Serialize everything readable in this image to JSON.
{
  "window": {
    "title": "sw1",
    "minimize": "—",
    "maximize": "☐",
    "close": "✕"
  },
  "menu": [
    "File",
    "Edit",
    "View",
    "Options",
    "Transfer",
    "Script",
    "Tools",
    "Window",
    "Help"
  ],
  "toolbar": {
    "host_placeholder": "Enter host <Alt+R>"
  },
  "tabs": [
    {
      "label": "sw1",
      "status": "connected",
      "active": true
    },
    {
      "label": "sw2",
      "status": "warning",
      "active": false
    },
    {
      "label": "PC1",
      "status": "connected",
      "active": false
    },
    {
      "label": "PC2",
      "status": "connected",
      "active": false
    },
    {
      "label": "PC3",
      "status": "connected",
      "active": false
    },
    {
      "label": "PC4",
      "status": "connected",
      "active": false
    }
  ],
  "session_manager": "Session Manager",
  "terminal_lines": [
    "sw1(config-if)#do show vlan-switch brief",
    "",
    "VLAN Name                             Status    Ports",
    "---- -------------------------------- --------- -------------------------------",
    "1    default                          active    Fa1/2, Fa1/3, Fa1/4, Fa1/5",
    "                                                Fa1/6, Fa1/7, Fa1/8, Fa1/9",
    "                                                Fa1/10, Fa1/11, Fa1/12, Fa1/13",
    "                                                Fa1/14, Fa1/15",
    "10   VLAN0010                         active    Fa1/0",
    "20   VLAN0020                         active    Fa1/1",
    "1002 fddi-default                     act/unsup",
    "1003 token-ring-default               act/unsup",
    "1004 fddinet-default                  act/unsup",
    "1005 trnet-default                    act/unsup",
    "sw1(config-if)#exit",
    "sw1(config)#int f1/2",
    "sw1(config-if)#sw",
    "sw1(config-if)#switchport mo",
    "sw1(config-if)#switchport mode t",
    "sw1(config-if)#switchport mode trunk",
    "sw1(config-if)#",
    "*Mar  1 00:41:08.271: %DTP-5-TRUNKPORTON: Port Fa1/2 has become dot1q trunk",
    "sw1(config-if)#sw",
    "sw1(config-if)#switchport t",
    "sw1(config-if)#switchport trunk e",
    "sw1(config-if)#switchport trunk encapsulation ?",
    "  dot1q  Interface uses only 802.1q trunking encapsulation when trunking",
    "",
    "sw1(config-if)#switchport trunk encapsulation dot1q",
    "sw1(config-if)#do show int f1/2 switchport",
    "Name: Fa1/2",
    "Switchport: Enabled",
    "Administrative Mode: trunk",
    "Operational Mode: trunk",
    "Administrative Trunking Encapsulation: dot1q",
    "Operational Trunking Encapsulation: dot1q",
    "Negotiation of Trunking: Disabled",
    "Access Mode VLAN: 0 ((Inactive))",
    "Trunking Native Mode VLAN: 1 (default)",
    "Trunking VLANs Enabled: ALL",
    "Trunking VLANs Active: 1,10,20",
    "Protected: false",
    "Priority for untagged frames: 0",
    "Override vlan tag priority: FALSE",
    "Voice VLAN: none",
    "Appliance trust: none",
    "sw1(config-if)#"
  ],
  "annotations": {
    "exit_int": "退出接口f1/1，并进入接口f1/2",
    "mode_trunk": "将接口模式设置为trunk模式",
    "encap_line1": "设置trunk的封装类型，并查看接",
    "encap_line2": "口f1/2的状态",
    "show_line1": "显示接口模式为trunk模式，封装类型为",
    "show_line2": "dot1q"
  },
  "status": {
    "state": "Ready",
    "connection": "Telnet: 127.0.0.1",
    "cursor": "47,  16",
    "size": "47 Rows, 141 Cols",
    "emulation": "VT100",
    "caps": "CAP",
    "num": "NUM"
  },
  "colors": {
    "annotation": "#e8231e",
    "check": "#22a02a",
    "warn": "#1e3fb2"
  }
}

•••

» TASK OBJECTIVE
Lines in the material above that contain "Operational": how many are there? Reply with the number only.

» WRITTEN RESPONSE
2